Source data:
»»

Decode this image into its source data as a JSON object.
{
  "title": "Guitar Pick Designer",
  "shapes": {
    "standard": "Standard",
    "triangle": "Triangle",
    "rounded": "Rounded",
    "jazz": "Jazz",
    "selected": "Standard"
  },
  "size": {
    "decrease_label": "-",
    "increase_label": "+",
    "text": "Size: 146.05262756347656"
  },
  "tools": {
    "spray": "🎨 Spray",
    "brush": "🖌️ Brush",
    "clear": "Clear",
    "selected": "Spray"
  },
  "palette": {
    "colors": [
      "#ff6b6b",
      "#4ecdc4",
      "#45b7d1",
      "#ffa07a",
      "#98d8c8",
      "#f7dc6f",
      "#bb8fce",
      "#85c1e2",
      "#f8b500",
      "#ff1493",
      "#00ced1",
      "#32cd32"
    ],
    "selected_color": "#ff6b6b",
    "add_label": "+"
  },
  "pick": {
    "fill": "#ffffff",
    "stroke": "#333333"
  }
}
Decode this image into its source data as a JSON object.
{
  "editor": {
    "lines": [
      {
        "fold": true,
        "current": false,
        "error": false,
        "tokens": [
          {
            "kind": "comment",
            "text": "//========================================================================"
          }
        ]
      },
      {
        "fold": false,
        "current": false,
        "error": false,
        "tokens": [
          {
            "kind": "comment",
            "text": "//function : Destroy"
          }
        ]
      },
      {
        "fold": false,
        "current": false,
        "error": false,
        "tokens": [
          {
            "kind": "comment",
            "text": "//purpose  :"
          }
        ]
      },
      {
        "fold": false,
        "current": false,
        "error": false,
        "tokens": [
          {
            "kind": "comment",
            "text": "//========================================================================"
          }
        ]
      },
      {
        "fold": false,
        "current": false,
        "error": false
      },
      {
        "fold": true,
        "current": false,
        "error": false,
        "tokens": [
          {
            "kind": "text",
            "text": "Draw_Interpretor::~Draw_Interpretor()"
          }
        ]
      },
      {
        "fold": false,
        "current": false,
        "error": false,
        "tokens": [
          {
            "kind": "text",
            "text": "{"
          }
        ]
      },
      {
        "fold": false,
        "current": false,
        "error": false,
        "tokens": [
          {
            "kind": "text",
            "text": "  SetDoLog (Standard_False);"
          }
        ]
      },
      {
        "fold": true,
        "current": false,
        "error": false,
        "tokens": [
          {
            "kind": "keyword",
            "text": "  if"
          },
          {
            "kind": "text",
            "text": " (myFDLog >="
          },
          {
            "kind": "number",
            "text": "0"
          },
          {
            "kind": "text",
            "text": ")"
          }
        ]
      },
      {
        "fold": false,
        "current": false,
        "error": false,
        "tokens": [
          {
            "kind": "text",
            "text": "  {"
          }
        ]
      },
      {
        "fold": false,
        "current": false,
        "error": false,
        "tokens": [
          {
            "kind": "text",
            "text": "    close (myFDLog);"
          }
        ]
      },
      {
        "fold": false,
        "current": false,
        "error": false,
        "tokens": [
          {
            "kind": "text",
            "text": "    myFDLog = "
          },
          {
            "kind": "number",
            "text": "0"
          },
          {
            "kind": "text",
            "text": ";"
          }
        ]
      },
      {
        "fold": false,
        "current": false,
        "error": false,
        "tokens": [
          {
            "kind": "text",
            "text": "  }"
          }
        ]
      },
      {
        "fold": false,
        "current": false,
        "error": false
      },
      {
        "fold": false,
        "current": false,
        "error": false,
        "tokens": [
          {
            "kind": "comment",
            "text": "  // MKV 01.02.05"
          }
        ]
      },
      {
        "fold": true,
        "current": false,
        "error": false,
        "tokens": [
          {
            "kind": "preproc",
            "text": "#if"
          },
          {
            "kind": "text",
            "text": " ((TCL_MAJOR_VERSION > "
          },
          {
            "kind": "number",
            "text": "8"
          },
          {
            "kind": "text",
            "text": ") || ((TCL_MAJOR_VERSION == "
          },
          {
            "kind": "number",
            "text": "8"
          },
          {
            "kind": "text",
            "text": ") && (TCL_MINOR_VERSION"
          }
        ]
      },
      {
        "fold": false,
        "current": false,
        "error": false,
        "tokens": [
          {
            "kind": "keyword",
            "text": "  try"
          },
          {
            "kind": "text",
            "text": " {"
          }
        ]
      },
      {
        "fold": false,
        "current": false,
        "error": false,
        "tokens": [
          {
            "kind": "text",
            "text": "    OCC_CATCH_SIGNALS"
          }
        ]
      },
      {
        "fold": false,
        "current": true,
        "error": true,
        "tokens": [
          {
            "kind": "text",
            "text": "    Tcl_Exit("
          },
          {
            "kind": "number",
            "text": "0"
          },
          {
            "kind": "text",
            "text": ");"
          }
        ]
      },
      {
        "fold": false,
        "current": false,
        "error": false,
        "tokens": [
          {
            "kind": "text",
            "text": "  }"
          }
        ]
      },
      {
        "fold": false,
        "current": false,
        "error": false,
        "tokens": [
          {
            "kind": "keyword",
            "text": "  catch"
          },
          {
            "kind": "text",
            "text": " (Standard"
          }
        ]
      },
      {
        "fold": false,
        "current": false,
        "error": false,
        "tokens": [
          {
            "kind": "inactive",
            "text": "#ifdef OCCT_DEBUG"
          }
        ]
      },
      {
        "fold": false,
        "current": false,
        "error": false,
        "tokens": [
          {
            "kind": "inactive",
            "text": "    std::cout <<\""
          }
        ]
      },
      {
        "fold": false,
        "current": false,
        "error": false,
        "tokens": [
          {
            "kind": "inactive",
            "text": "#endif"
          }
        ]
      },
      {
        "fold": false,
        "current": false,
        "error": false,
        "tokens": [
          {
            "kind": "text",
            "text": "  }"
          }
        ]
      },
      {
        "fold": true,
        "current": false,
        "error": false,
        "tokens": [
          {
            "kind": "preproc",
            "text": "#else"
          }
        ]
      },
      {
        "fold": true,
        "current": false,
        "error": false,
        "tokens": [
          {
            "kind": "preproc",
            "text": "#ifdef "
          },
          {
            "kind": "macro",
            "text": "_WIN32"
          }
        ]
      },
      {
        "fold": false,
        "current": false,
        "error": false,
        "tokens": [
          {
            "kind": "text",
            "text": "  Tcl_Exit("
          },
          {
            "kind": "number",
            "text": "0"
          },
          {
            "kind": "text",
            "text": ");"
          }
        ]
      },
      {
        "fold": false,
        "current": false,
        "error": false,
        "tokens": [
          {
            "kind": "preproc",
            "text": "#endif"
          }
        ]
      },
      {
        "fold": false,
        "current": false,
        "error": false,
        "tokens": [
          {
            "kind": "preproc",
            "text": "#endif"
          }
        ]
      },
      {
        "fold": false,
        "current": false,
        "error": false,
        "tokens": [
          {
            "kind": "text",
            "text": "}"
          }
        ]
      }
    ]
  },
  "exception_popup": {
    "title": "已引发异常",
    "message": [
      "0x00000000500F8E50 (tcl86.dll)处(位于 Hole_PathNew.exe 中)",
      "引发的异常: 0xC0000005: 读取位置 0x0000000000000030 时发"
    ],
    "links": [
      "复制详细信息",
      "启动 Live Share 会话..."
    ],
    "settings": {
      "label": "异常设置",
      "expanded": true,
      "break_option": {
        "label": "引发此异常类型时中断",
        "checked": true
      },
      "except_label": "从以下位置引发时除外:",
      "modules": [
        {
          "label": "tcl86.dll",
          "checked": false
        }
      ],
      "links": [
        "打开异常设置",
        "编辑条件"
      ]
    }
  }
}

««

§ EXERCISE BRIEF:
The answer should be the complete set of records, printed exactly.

§ RESULT:
Decode this image into its source data as a JSON object.
{
  "title": "Guitar Pick Designer",
  "shapes": {
    "standard": "Standard",
    "triangle": "Triangle",
    "rounded": "Rounded",
    "jazz": "Jazz",
    "selected": "Standard"
  },
  "size": {
    "decrease_label": "-",
    "increase_label": "+",
    "text": "Size: 146.05262756347656"
  },
  "tools": {
    "spray": "🎨 Spray",
    "brush": "🖌️ Brush",
    "clear": "Clear",
    "selected": "Spray"
  },
  "palette": {
    "colors": [
      "#ff6b6b",
      "#4ecdc4",
      "#45b7d1",
      "#ffa07a",
      "#98d8c8",
      "#f7dc6f",
      "#bb8fce",
      "#85c1e2",
      "#f8b500",
      "#ff1493",
      "#00ced1",
      "#32cd32"
    ],
    "selected_color": "#ff6b6b",
    "add_label": "+"
  },
  "pick": {
    "fill": "#ffffff",
    "stroke": "#333333"
  }
}
Decode this image into its source data as a JSON object.
{
  "editor": {
    "lines": [
      {
        "fold": true,
        "current": false,
        "error": false,
        "tokens": [
          {
            "kind": "comment",
            "text": "//========================================================================"
          }
        ]
      },
      {
        "fold": false,
        "current": false,
        "error": false,
        "tokens": [
          {
            "kind": "comment",
            "text": "//function : Destroy"
          }
        ]
      },
      {
        "fold": false,
        "current": false,
        "error": false,
        "tokens": [
          {
            "kind": "comment",
            "text": "//purpose  :"
          }
        ]
      },
      {
        "fold": false,
        "current": false,
        "error": false,
        "tokens": [
          {
            "kind": "comment",
            "text": "//========================================================================"
          }
        ]
      },
      {
        "fold": false,
        "current": false,
        "error": false
      },
      {
        "fold": true,
        "current": false,
        "error": false,
        "tokens": [
          {
            "kind": "text",
            "text": "Draw_Interpretor::~Draw_Interpretor()"
          }
        ]
      },
      {
        "fold": false,
        "current": false,
        "error": false,
        "tokens": [
          {
            "kind": "text",
            "text": "{"
          }
        ]
      },
      {
        "fold": false,
        "current": false,
        "error": false,
        "tokens": [
          {
            "kind": "text",
            "text": "  SetDoLog (Standard_False);"
          }
        ]
      },
      {
        "fold": true,
        "current": false,
        "error": false,
        "tokens": [
          {
            "kind": "keyword",
            "text": "  if"
          },
          {
            "kind": "text",
            "text": " (myFDLog >="
          },
          {
            "kind": "number",
            "text": "0"
          },
          {
            "kind": "text",
            "text": ")"
          }
        ]
      },
      {
        "fold": false,
        "current": false,
        "error": false,
        "tokens": [
          {
            "kind": "text",
            "text": "  {"
          }
        ]
      },
      {
        "fold": false,
        "current": false,
        "error": false,
        "tokens": [
          {
            "kind": "text",
            "text": "    close (myFDLog);"
          }
        ]
      },
      {
        "fold": false,
        "current": false,
        "error": false,
        "tokens": [
          {
            "kind": "text",
            "text": "    myFDLog = "
          },
          {
            "kind": "number",
            "text": "0"
          },
          {
            "kind": "text",
            "text": ";"
          }
        ]
      },
      {
        "fold": false,
        "current": false,
        "error": false,
        "tokens": [
          {
            "kind": "text",
            "text": "  }"
          }
        ]
      },
      {
        "fold": false,
        "current": false,
        "error": false
      },
      {
        "fold": false,
        "current": false,
        "error": false,
        "tokens": [
          {
            "kind": "comment",
            "text": "  // MKV 01.02.05"
          }
        ]
      },
      {
        "fold": true,
        "current": false,
        "error": false,
        "tokens": [
          {
            "kind": "preproc",
            "text": "#if"
          },
          {
            "kind": "text",
            "text": " ((TCL_MAJOR_VERSION > "
          },
          {
            "kind": "number",
            "text": "8"
          },
          {
            "kind": "text",
            "text": ") || ((TCL_MAJOR_VERSION == "
          },
          {
            "kind": "number",
            "text": "8"
          },
          {
            "kind": "text",
            "text": ") && (TCL_MINOR_VERSION"
          }
        ]
      },
      {
        "fold": false,
        "current": false,
        "error": false,
        "tokens": [
          {
            "kind": "keyword",
            "text": "  try"
          },
          {
            "kind": "text",
            "text": " {"
          }
        ]
      },
      {
        "fold": false,
        "current": false,
        "error": false,
        "tokens": [
          {
            "kind": "text",
            "text": "    OCC_CATCH_SIGNALS"
          }
        ]
      },
      {
        "fold": false,
        "current": true,
        "error": true,
        "tokens": [
          {
            "kind": "text",
            "text": "    Tcl_Exit("
          },
          {
            "kind": "number",
            "text": "0"
          },
          {
            "kind": "text",
            "text": ");"
          }
        ]
      },
      {
        "fold": false,
        "current": false,
        "error": false,
        "tokens": [
          {
            "kind": "text",
            "text": "  }"
          }
        ]
      },
      {
        "fold": false,
        "current": false,
        "error": false,
        "tokens": [
          {
            "kind": "keyword",
            "text": "  catch"
          },
          {
            "kind": "text",
            "text": " (Standard"
          }
        ]
      },
      {
        "fold": false,
        "current": false,
        "error": false,
        "tokens": [
          {
            "kind": "inactive",
            "text": "#ifdef OCCT_DEBUG"
          }
        ]
      },
      {
        "fold": false,
        "current": false,
        "error": false,
        "tokens": [
          {
            "kind": "inactive",
            "text": "    std::cout <<\""
          }
        ]
      },
      {
        "fold": false,
        "current": false,
        "error": false,
        "tokens": [
          {
            "kind": "inactive",
            "text": "#endif"
          }
        ]
      },
      {
        "fold": false,
        "current": false,
        "error": false,
        "tokens": [
          {
            "kind": "text",
            "text": "  }"
          }
        ]
      },
      {
        "fold": true,
        "current": false,
        "error": false,
        "tokens": [
          {
            "kind": "preproc",
            "text": "#else"
          }
        ]
      },
      {
        "fold": true,
        "current": false,
        "error": false,
        "tokens": [
          {
            "kind": "preproc",
            "text": "#ifdef "
          },
          {
            "kind": "macro",
            "text": "_WIN32"
          }
        ]
      },
      {
        "fold": false,
        "current": false,
        "error": false,
        "tokens": [
          {
            "kind": "text",
            "text": "  Tcl_Exit("
          },
          {
            "kind": "number",
            "text": "0"
          },
          {
            "kind": "text",
            "text": ");"
          }
        ]
      },
      {
        "fold": false,
        "current": false,
        "error": false,
        "tokens": [
          {
            "kind": "preproc",
            "text": "#endif"
          }
        ]
      },
      {
        "fold": false,
        "current": false,
        "error": false,
        "tokens": [
          {
            "kind": "preproc",
            "text": "#endif"
          }
        ]
      },
      {
        "fold": false,
        "current": false,
        "error": false,
        "tokens": [
          {
            "kind": "text",
            "text": "}"
          }
        ]
      }
    ]
  },
  "exception_popup": {
    "title": "已引发异常",
    "message": [
      "0x00000000500F8E50 (tcl86.dll)处(位于 Hole_PathNew.exe 中)",
      "引发的异常: 0xC0000005: 读取位置 0x0000000000000030 时发"
    ],
    "links": [
      "复制详细信息",
      "启动 Live Share 会话..."
    ],
    "settings": {
      "label": "异常设置",
      "expanded": true,
      "break_option": {
        "label": "引发此异常类型时中断",
        "checked": true
      },
      "except_label": "从以下位置引发时除外:",
      "modules": [
        {
          "label": "tcl86.dll",
          "checked": false
        }
      ],
      "links": [
        "打开异常设置",
        "编辑条件"
      ]
    }
  }
}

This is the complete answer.